Conversion from internal combustion engine cars to electric vehicles will also drive up electricity demand, the report found. During the 2021 General Assembly session, lawmakers agreed to adopt a zero-emission vehicle standard that requires a certain number of vehicles manufacturers sell within the state to be electric. President Joseph Biden’s administration has also announced major commitments to electric vehicles, and several major automakers including General Motors have announced pledges to go all-electric over the next two decades.
However, in Virginia, the Weldon Cooper report cautions, “the pace of this transition is highly uncertain. … The current fleet of EVs is currently too small to have any measurable effect on electricity sales.
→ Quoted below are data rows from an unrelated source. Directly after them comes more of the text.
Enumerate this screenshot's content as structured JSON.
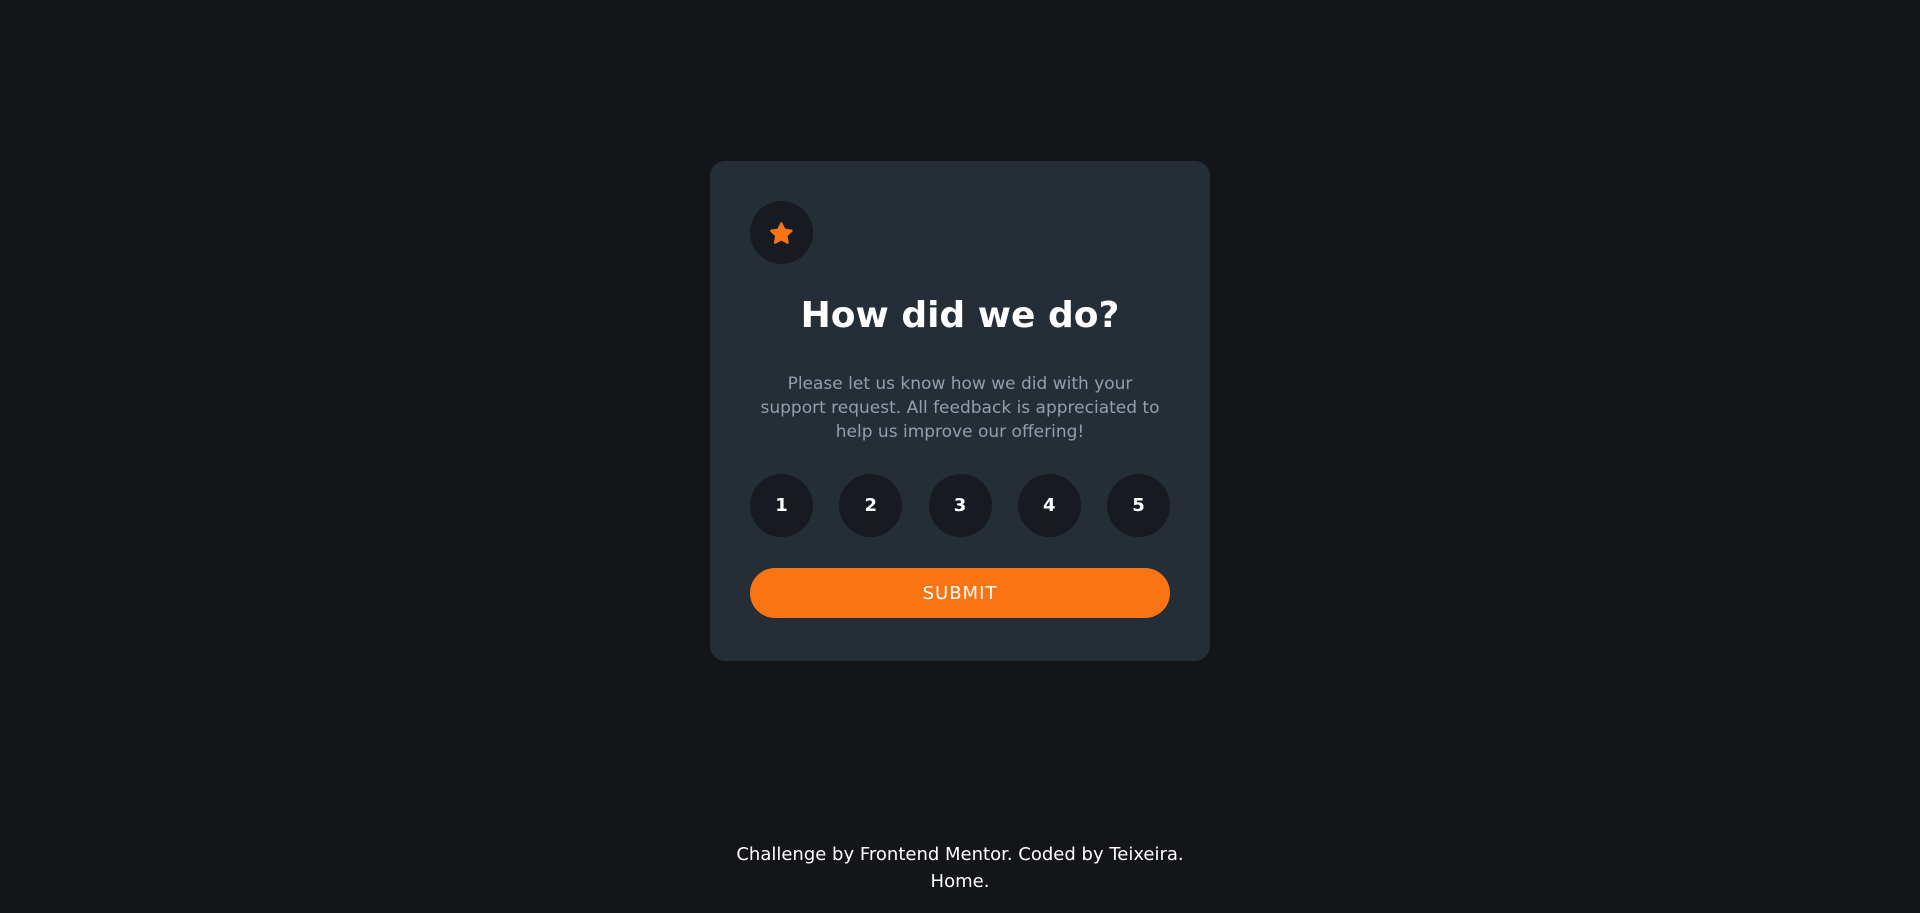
{
  "card": {
    "icon": "star-icon",
    "title": "How did we do?",
    "description": "Please let us know how we did with your support request. All feedback is appreciated to help us improve our offering!",
    "ratings": [
      "1",
      "2",
      "3",
      "4",
      "5"
    ],
    "submit_label": "SUBMIT"
  },
  "footer": {
    "line1": "Challenge by Frontend Mentor. Coded by Teixeira.",
    "line2": "Home."
  },
  "colors": {
    "background": "#131518",
    "card": "#252d37",
    "circle": "#171b21",
    "accent": "#fb7413",
    "muted_text": "#959eac"
  }
}
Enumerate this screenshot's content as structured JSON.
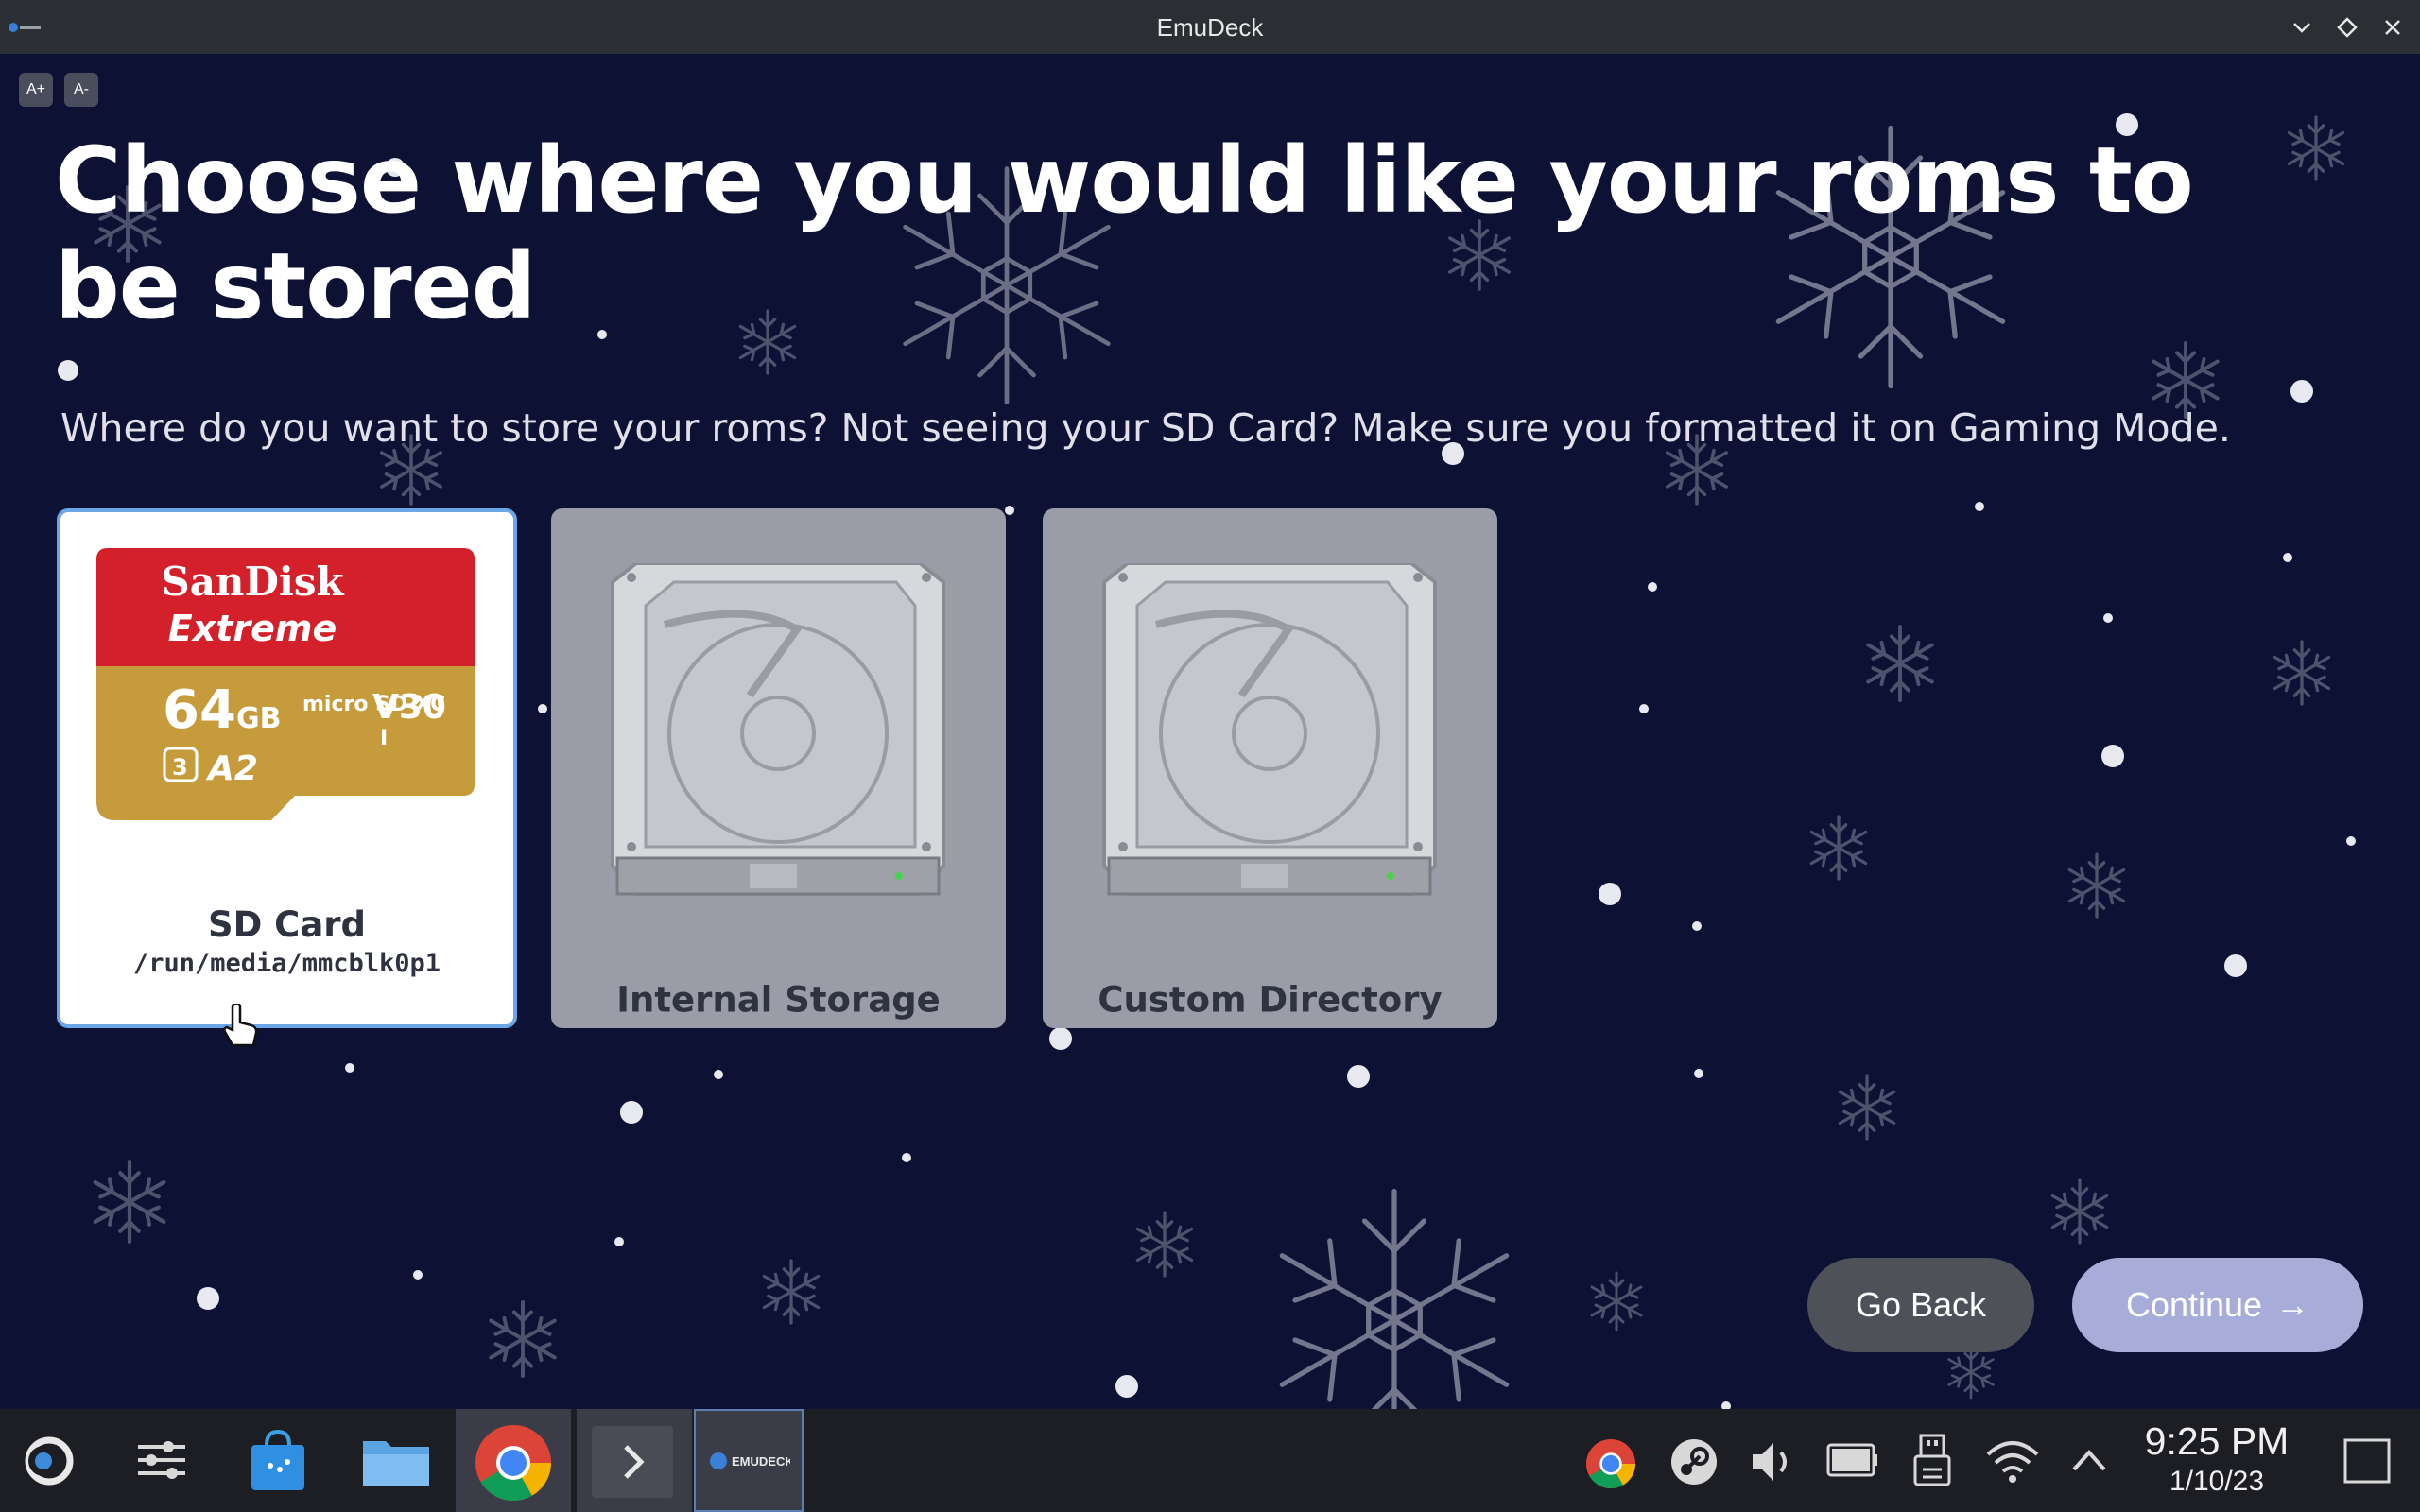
{
  "window": {
    "title": "EmuDeck"
  },
  "font_controls": {
    "increase": "A+",
    "decrease": "A-"
  },
  "page": {
    "heading": "Choose where you would like your roms to be stored",
    "subtitle": "Where do you want to store your roms? Not seeing your SD Card? Make sure you formatted it on Gaming Mode."
  },
  "storage_options": [
    {
      "label": "SD Card",
      "path": "/run/media/mmcblk0p1",
      "selected": true,
      "card_brand": "SanDisk",
      "card_line": "Extreme",
      "capacity": "64",
      "capacity_unit": "GB",
      "format": "micro SD XC",
      "speed_class": "V30",
      "app_class": "A2",
      "uhs": "3",
      "bus": "I"
    },
    {
      "label": "Internal Storage",
      "selected": false
    },
    {
      "label": "Custom Directory",
      "selected": false
    }
  ],
  "actions": {
    "back_label": "Go Back",
    "continue_label": "Continue"
  },
  "taskbar": {
    "time": "9:25 PM",
    "date": "1/10/23",
    "emudeck_label": "EMUDECK"
  },
  "colors": {
    "background": "#0d1133",
    "selected_border": "#6aa6e8",
    "continue": "#a7acd9",
    "back": "#4f5159"
  }
}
So we cannot use the history of past sales as a helpful guide to future sales.”
Will Cleveland, an attorney with the Southern Environmental Law Center who works closely on Virginia energy issues, called it “noticeable … that Shobe seems to be saying what we have been saying for years: the only growth sector at all is in data centers.”
However, Cleveland said that in testimony before the State Corporation Commission, the center has “been pretty critical of simply applying formulas to past growth because the data center industry is much more complicated than that.”
“By 2050 we have no idea what the options are going to be for behind-the-meter generation and storage. We have no idea how efficient the data centers are going to become or whether they’re going to start to operate with their own on-site solar,” he said.
Shobe said that while the forecast “helps us figure out the best path forward,” it also highlights the need for more detailed information about what Virginia electricity providers should plan for in coming decades, particularly as they decarbonize their generation fleets in response to the Virginia Clean Economy Act.
“I think there’s a real need for us to do more and know more and to try to tighten this forecast up at least as far as data centers are concerned,” he said.
David Murray, executive director of the Chesapeake Solar and Storage Association, a trade group that advocates for clean energy in Virginia, Maryland and Washington, D.C., said the report highlights the role the burgeoning industry can play as Virginia’s transition away from fossil fuels continues.
“We’re certainly well equipped to meet the growth in electricity demand with solar power, wind power and other local resources and at the same time get more efficient,” he said.
This article was originally published by the Virginia Mercury, a Richmond nonprofit, nonpartisan online news outlet covering state government and policy.